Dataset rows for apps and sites
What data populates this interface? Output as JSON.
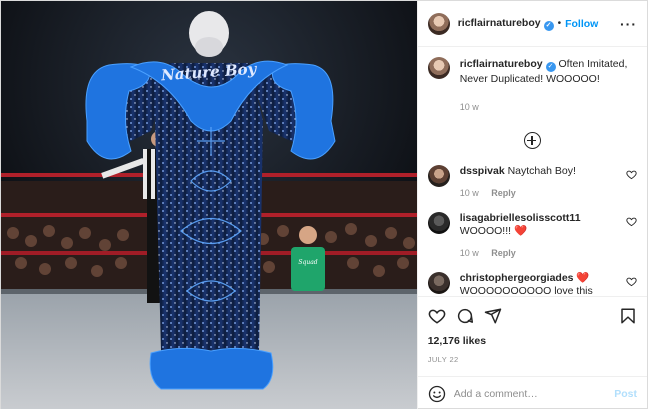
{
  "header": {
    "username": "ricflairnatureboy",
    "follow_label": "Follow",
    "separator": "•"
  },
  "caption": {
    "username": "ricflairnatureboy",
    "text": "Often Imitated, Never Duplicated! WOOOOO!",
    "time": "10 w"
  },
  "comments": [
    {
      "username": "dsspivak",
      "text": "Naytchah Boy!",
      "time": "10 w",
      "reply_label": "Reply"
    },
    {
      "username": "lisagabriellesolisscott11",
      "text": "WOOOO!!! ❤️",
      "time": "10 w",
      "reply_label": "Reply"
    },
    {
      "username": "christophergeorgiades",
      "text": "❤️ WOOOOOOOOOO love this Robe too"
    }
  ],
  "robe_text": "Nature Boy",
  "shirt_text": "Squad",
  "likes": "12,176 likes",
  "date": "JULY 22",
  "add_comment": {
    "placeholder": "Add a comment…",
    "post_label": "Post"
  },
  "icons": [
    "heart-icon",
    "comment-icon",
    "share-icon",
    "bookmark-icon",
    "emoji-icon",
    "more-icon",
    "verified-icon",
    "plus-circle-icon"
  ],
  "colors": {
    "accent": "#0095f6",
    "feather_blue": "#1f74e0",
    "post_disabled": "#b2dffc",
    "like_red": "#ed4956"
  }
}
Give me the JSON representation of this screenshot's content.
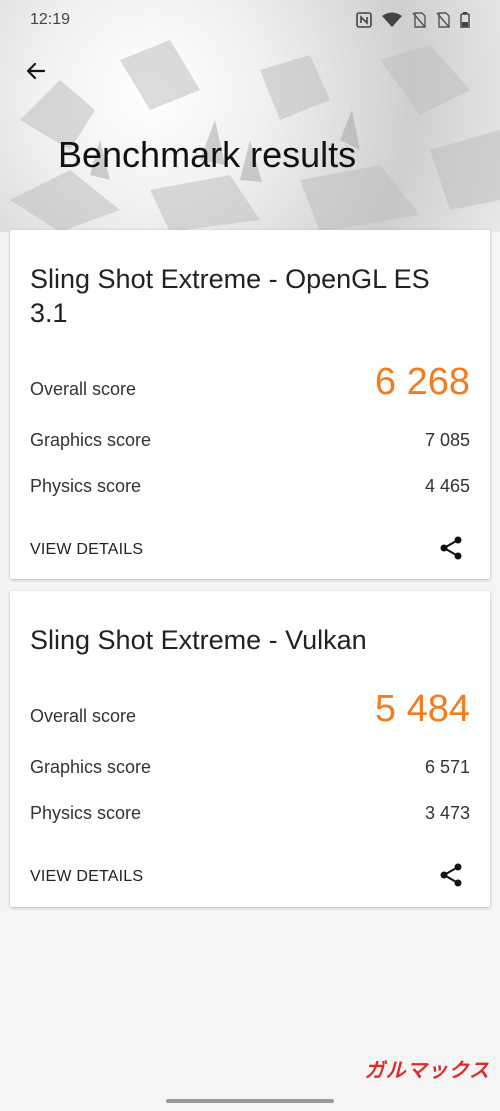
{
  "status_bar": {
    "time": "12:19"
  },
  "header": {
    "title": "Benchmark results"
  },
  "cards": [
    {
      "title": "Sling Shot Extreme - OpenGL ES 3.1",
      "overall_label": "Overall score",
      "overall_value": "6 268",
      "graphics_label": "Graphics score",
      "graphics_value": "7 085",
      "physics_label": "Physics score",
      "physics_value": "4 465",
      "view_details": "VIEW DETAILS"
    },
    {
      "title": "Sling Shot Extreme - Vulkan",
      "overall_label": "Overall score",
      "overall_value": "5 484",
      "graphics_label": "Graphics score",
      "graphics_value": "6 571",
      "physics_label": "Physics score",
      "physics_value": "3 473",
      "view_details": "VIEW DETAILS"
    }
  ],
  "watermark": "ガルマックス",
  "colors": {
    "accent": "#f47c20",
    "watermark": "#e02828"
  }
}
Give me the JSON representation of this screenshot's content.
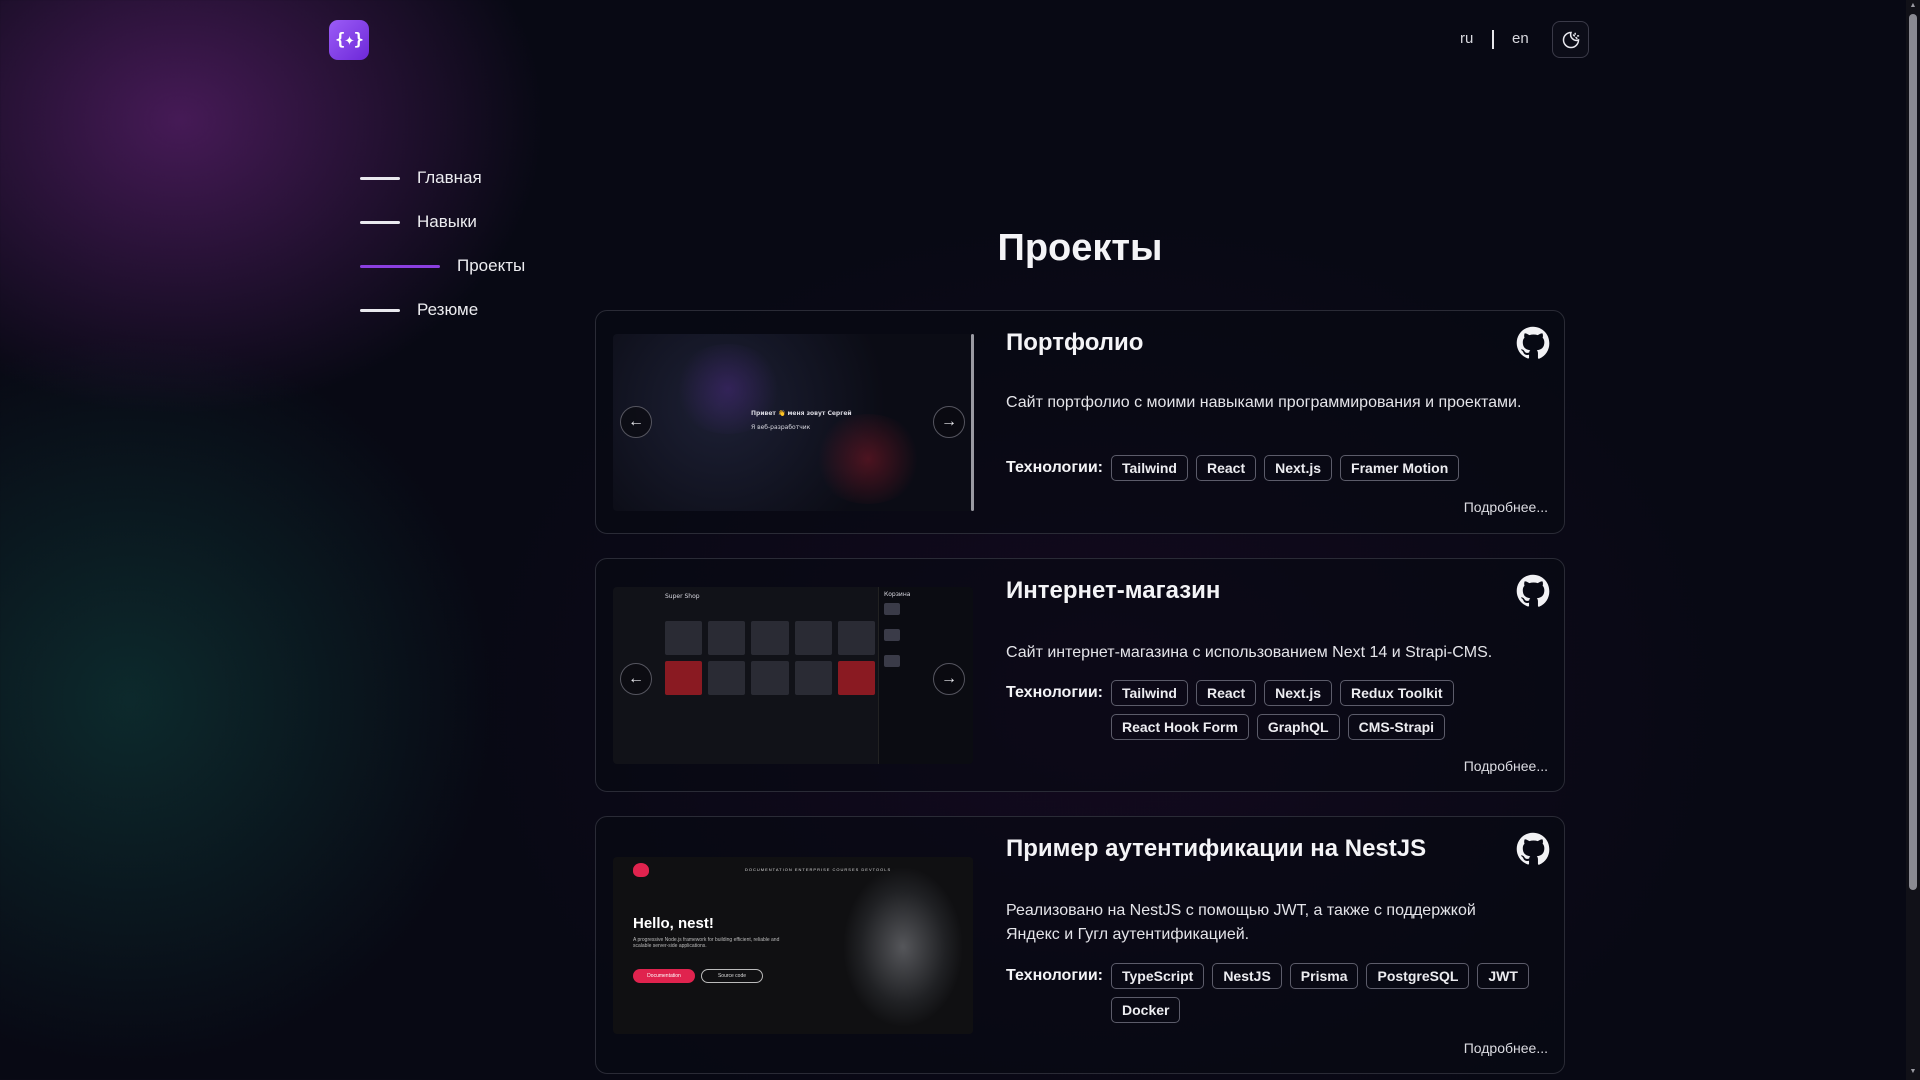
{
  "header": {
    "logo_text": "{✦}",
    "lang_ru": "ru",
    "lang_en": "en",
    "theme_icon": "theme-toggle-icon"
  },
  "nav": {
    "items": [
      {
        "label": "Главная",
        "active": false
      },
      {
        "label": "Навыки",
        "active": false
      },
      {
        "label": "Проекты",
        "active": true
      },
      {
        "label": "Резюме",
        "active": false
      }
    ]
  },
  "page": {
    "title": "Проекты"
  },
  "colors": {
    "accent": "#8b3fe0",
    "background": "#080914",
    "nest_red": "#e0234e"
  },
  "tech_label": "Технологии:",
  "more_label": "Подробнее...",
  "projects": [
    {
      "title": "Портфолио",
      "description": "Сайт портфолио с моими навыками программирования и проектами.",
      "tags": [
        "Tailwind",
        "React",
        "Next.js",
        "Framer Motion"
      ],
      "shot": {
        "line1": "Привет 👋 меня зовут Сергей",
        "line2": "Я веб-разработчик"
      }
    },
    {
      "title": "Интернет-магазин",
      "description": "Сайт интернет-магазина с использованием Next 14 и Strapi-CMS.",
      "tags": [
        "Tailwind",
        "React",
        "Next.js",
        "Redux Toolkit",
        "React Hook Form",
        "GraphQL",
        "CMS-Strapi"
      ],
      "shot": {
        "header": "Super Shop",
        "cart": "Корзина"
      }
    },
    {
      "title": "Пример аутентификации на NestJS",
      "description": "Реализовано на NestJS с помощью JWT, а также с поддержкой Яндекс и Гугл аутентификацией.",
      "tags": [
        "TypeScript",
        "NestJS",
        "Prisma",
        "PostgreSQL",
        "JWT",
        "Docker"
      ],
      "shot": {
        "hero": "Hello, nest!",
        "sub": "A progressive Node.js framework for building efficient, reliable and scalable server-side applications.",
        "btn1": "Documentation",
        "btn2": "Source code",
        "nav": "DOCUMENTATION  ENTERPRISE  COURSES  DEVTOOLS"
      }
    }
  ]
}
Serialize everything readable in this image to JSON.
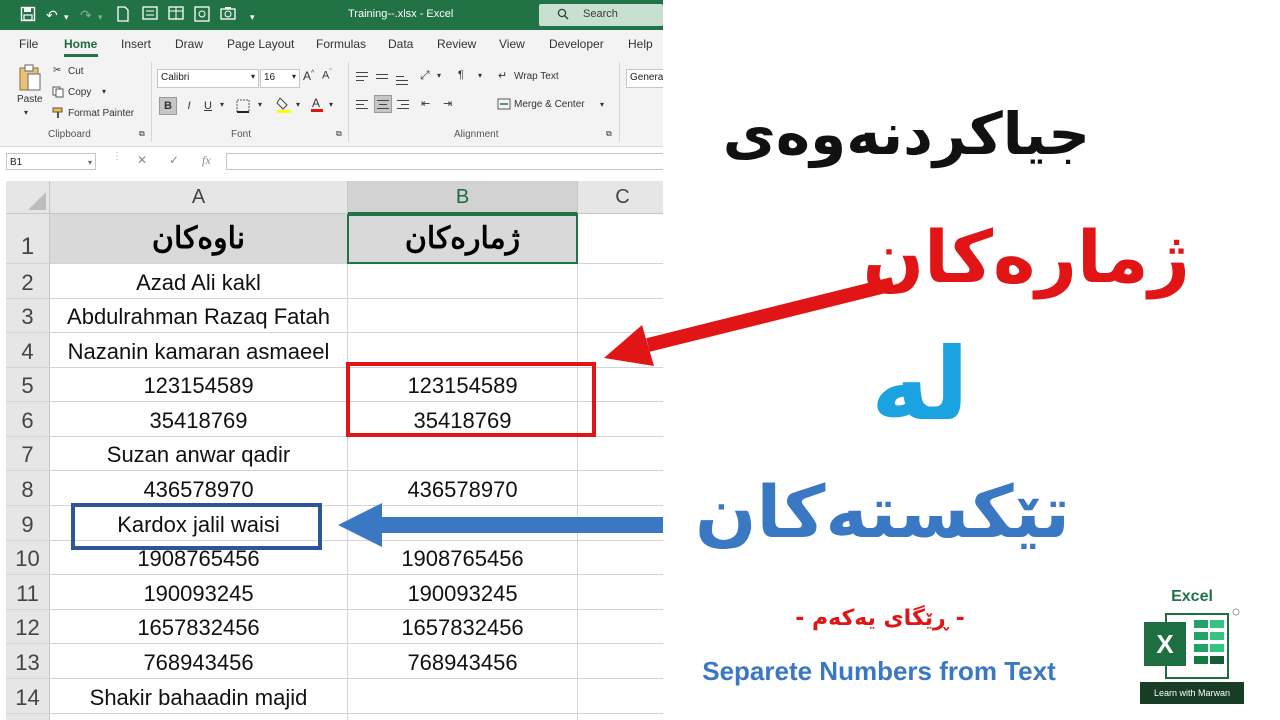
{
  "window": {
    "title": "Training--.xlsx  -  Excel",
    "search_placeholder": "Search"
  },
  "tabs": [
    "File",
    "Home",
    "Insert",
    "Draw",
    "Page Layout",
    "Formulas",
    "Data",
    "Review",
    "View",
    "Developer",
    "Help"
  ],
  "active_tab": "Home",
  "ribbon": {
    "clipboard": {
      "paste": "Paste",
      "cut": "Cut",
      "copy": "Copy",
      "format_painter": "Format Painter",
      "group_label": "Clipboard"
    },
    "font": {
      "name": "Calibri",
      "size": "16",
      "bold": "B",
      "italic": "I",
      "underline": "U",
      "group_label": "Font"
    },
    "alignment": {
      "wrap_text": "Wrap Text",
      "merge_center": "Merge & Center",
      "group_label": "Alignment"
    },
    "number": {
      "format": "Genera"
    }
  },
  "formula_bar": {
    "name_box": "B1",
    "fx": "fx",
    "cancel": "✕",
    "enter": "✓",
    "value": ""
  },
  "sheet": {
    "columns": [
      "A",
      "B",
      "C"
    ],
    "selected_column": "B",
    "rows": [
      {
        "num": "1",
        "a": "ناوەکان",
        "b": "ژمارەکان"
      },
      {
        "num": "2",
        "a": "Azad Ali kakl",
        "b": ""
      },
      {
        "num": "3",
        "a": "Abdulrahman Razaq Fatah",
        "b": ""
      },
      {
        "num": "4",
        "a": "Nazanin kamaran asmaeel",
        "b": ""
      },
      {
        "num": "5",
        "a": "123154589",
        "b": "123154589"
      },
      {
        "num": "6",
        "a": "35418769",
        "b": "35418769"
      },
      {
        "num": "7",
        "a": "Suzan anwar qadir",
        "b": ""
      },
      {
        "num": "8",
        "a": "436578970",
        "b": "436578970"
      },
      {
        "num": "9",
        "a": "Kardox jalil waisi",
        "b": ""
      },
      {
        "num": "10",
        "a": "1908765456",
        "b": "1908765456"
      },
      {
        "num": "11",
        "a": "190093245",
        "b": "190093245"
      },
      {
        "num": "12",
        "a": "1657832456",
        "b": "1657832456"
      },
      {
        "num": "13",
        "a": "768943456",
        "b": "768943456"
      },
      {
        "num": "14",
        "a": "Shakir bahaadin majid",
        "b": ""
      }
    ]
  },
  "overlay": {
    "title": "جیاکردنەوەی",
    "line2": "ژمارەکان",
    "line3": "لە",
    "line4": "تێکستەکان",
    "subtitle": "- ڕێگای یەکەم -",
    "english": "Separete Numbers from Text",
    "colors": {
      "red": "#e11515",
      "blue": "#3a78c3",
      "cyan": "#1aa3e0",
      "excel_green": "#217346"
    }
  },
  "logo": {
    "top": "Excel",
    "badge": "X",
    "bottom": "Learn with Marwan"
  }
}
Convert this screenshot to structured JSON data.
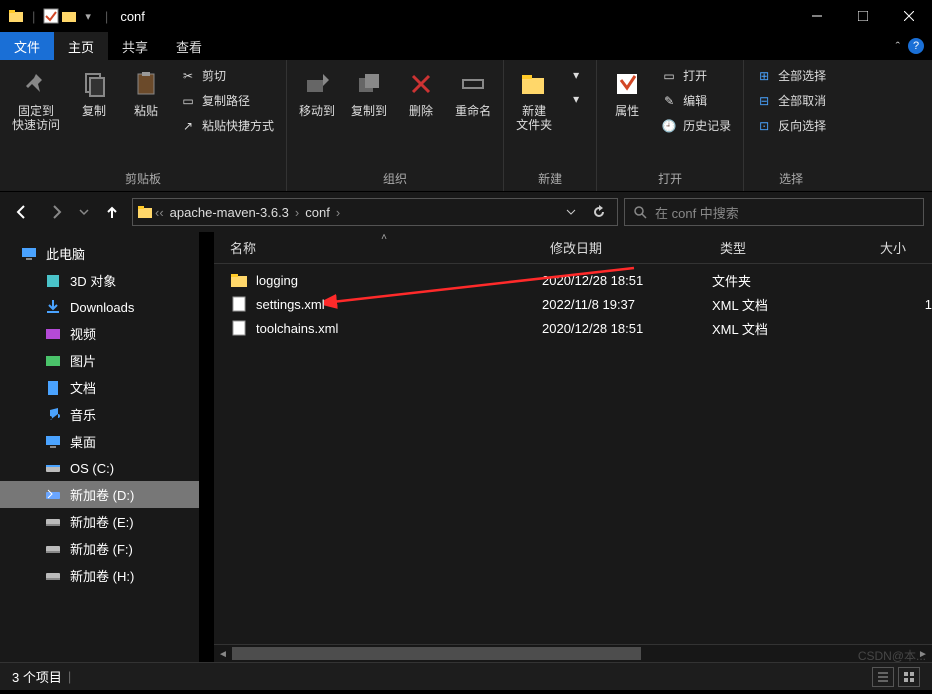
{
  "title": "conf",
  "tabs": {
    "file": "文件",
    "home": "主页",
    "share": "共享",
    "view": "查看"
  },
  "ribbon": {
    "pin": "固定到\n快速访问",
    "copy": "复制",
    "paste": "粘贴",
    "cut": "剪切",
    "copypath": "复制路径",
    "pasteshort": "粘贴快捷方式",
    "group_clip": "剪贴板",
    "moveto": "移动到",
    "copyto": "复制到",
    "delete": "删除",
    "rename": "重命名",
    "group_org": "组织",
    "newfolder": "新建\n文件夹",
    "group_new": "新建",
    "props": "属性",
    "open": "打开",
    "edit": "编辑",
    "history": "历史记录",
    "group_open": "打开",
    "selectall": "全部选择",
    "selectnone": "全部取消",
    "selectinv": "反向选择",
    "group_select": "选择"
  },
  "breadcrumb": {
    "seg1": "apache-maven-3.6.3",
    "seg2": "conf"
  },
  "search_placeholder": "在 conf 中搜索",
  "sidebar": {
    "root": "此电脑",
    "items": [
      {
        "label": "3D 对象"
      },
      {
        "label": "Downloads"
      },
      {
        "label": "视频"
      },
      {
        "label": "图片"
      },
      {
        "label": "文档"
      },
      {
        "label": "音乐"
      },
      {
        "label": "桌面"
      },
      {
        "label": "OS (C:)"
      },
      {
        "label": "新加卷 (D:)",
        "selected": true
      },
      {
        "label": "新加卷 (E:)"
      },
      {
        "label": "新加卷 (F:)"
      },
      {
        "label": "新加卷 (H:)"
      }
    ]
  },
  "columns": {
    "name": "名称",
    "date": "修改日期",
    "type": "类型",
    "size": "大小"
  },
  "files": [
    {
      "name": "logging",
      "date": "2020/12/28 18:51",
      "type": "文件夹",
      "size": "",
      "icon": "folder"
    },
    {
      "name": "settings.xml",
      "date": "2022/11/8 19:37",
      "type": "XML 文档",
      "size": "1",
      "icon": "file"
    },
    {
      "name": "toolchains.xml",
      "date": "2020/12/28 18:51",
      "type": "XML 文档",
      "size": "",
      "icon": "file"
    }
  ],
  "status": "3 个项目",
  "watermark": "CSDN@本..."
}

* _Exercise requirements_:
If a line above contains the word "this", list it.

* _Task result_:
What data populates this interface? Output as JSON.
      "text": "❤️ WOOOOOOOOOO love this Robe too"
Give me the JSON representation of this screenshot's content.
Give me the JSON representation of this screenshot's content.
Serialize everything readable in this image to JSON.
Convert this screenshot to structured JSON data.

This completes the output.